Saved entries
++++++

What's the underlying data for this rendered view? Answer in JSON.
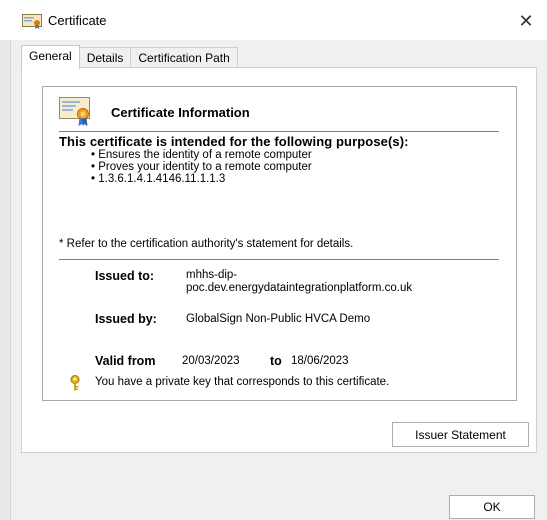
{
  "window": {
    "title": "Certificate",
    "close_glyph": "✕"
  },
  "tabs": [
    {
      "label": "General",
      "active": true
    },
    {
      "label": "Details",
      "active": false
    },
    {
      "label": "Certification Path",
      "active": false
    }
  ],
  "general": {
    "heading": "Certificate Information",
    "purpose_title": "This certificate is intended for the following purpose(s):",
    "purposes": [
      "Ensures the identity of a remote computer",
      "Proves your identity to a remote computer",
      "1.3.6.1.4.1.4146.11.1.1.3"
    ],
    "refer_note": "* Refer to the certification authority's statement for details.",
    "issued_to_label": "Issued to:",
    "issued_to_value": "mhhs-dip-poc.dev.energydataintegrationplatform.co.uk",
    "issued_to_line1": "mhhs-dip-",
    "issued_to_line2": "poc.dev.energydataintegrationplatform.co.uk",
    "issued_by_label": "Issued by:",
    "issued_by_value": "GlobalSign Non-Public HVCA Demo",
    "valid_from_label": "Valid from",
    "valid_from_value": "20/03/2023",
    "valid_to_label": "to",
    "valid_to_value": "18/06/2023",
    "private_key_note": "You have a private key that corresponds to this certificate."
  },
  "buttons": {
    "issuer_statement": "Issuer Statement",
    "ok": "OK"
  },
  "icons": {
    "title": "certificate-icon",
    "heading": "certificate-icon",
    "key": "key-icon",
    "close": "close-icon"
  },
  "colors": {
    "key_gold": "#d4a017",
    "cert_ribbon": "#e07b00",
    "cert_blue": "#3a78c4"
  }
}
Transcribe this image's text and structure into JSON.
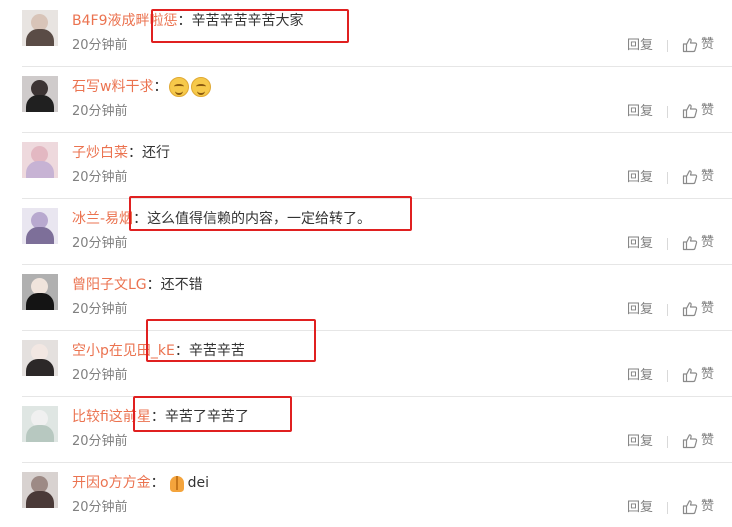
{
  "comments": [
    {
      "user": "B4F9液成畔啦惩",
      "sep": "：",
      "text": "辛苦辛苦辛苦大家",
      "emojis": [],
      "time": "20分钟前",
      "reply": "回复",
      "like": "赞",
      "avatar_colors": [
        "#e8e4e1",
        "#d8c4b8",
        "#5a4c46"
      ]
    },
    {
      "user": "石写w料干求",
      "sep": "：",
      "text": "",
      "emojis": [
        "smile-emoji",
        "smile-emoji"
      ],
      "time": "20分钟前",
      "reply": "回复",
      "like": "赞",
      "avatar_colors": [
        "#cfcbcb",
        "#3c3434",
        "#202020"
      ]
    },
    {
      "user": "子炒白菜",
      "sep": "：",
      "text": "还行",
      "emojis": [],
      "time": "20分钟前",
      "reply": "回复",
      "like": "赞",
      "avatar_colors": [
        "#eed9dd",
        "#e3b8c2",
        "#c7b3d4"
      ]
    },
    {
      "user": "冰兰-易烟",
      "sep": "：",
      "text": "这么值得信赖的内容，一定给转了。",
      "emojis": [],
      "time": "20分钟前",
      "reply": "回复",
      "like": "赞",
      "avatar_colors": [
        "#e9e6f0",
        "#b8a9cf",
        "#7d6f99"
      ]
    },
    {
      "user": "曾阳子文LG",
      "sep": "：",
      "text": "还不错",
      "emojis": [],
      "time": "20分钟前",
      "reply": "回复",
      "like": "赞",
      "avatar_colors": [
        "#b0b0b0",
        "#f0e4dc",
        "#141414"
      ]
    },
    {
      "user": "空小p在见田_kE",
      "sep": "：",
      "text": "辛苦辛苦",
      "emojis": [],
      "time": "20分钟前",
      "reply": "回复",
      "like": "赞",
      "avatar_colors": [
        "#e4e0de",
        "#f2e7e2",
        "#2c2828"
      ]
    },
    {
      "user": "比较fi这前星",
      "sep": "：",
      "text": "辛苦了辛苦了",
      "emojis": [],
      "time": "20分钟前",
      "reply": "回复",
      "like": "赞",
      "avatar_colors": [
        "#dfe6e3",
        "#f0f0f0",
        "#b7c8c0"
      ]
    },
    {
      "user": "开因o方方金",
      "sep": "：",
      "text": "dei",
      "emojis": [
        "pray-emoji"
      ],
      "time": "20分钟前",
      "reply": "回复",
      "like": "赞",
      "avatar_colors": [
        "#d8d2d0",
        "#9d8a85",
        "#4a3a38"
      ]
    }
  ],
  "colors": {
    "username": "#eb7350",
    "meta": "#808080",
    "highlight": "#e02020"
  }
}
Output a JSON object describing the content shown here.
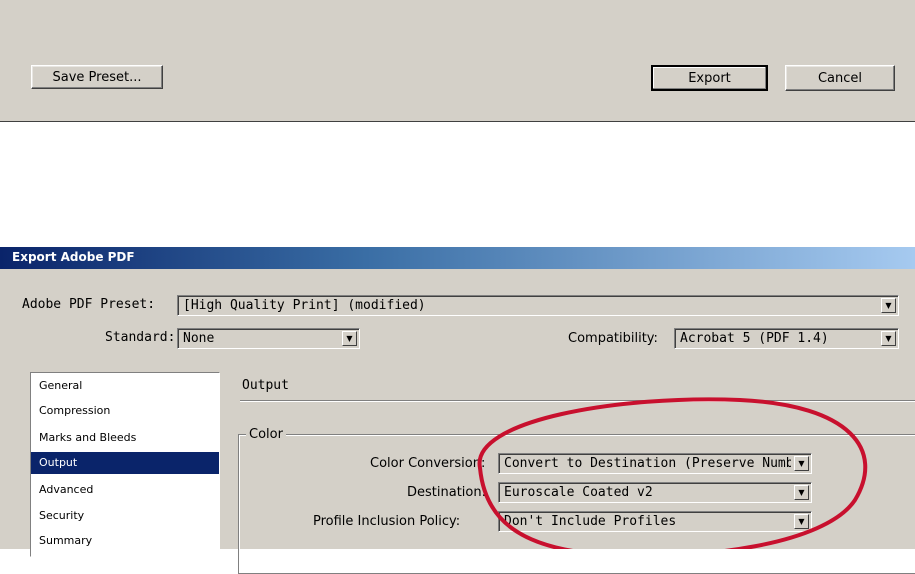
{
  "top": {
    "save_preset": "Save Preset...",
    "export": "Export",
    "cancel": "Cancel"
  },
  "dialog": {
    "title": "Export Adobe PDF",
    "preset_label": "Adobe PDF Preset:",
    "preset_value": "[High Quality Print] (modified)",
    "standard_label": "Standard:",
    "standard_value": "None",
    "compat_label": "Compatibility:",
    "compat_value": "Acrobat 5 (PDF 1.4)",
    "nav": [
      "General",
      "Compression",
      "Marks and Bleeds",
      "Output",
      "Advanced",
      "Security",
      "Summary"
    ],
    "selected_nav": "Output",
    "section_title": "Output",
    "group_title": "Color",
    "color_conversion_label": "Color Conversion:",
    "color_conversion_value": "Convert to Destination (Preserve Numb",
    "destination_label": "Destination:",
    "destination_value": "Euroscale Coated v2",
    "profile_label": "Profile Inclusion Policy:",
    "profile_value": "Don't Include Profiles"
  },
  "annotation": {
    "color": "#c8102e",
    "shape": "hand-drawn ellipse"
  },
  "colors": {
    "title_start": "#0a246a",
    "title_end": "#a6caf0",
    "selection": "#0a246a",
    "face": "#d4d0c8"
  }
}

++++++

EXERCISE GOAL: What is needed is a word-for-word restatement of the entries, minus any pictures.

EXERCISE RESULT:
What's the underlying data for this rendered view? Answer in JSON.
{
  "window": {
    "title": "Certificate",
    "close_glyph": "✕"
  },
  "tabs": [
    {
      "label": "General",
      "active": true
    },
    {
      "label": "Details",
      "active": false
    },
    {
      "label": "Certification Path",
      "active": false
    }
  ],
  "general": {
    "heading": "Certificate Information",
    "purpose_title": "This certificate is intended for the following purpose(s):",
    "purposes": [
      "Ensures the identity of a remote computer",
      "Proves your identity to a remote computer",
      "1.3.6.1.4.1.4146.11.1.1.3"
    ],
    "refer_note": "* Refer to the certification authority's statement for details.",
    "issued_to_label": "Issued to:",
    "issued_to_value": "mhhs-dip-poc.dev.energydataintegrationplatform.co.uk",
    "issued_to_line1": "mhhs-dip-",
    "issued_to_line2": "poc.dev.energydataintegrationplatform.co.uk",
    "issued_by_label": "Issued by:",
    "issued_by_value": "GlobalSign Non-Public HVCA Demo",
    "valid_from_label": "Valid from",
    "valid_from_value": "20/03/2023",
    "valid_to_label": "to",
    "valid_to_value": "18/06/2023",
    "private_key_note": "You have a private key that corresponds to this certificate."
  },
  "buttons": {
    "issuer_statement": "Issuer Statement",
    "ok": "OK"
  },
  "icons": {
    "title": "certificate-icon",
    "heading": "certificate-icon",
    "key": "key-icon",
    "close": "close-icon"
  },
  "colors": {
    "key_gold": "#d4a017",
    "cert_ribbon": "#e07b00",
    "cert_blue": "#3a78c4"
  }
}
Transcribe this image's text and structure into JSON.
{
  "comments": [
    {
      "user": "B4F9液成畔啦惩",
      "sep": "：",
      "text": "辛苦辛苦辛苦大家",
      "emojis": [],
      "time": "20分钟前",
      "reply": "回复",
      "like": "赞",
      "avatar_colors": [
        "#e8e4e1",
        "#d8c4b8",
        "#5a4c46"
      ]
    },
    {
      "user": "石写w料干求",
      "sep": "：",
      "text": "",
      "emojis": [
        "smile-emoji",
        "smile-emoji"
      ],
      "time": "20分钟前",
      "reply": "回复",
      "like": "赞",
      "avatar_colors": [
        "#cfcbcb",
        "#3c3434",
        "#202020"
      ]
    },
    {
      "user": "子炒白菜",
      "sep": "：",
      "text": "还行",
      "emojis": [],
      "time": "20分钟前",
      "reply": "回复",
      "like": "赞",
      "avatar_colors": [
        "#eed9dd",
        "#e3b8c2",
        "#c7b3d4"
      ]
    },
    {
      "user": "冰兰-易烟",
      "sep": "：",
      "text": "这么值得信赖的内容，一定给转了。",
      "emojis": [],
      "time": "20分钟前",
      "reply": "回复",
      "like": "赞",
      "avatar_colors": [
        "#e9e6f0",
        "#b8a9cf",
        "#7d6f99"
      ]
    },
    {
      "user": "曾阳子文LG",
      "sep": "：",
      "text": "还不错",
      "emojis": [],
      "time": "20分钟前",
      "reply": "回复",
      "like": "赞",
      "avatar_colors": [
        "#b0b0b0",
        "#f0e4dc",
        "#141414"
      ]
    },
    {
      "user": "空小p在见田_kE",
      "sep": "：",
      "text": "辛苦辛苦",
      "emojis": [],
      "time": "20分钟前",
      "reply": "回复",
      "like": "赞",
      "avatar_colors": [
        "#e4e0de",
        "#f2e7e2",
        "#2c2828"
      ]
    },
    {
      "user": "比较fi这前星",
      "sep": "：",
      "text": "辛苦了辛苦了",
      "emojis": [],
      "time": "20分钟前",
      "reply": "回复",
      "like": "赞",
      "avatar_colors": [
        "#dfe6e3",
        "#f0f0f0",
        "#b7c8c0"
      ]
    },
    {
      "user": "开因o方方金",
      "sep": "：",
      "text": "dei",
      "emojis": [
        "pray-emoji"
      ],
      "time": "20分钟前",
      "reply": "回复",
      "like": "赞",
      "avatar_colors": [
        "#d8d2d0",
        "#9d8a85",
        "#4a3a38"
      ]
    }
  ],
  "colors": {
    "username": "#eb7350",
    "meta": "#808080",
    "highlight": "#e02020"
  }
}
Output a JSON object describing the content shown here.
{
  "top": {
    "save_preset": "Save Preset...",
    "export": "Export",
    "cancel": "Cancel"
  },
  "dialog": {
    "title": "Export Adobe PDF",
    "preset_label": "Adobe PDF Preset:",
    "preset_value": "[High Quality Print] (modified)",
    "standard_label": "Standard:",
    "standard_value": "None",
    "compat_label": "Compatibility:",
    "compat_value": "Acrobat 5 (PDF 1.4)",
    "nav": [
      "General",
      "Compression",
      "Marks and Bleeds",
      "Output",
      "Advanced",
      "Security",
      "Summary"
    ],
    "selected_nav": "Output",
    "section_title": "Output",
    "group_title": "Color",
    "color_conversion_label": "Color Conversion:",
    "color_conversion_value": "Convert to Destination (Preserve Numb",
    "destination_label": "Destination:",
    "destination_value": "Euroscale Coated v2",
    "profile_label": "Profile Inclusion Policy:",
    "profile_value": "Don't Include Profiles"
  },
  "annotation": {
    "color": "#c8102e",
    "shape": "hand-drawn ellipse"
  },
  "colors": {
    "title_start": "#0a246a",
    "title_end": "#a6caf0",
    "selection": "#0a246a",
    "face": "#d4d0c8"
  }
}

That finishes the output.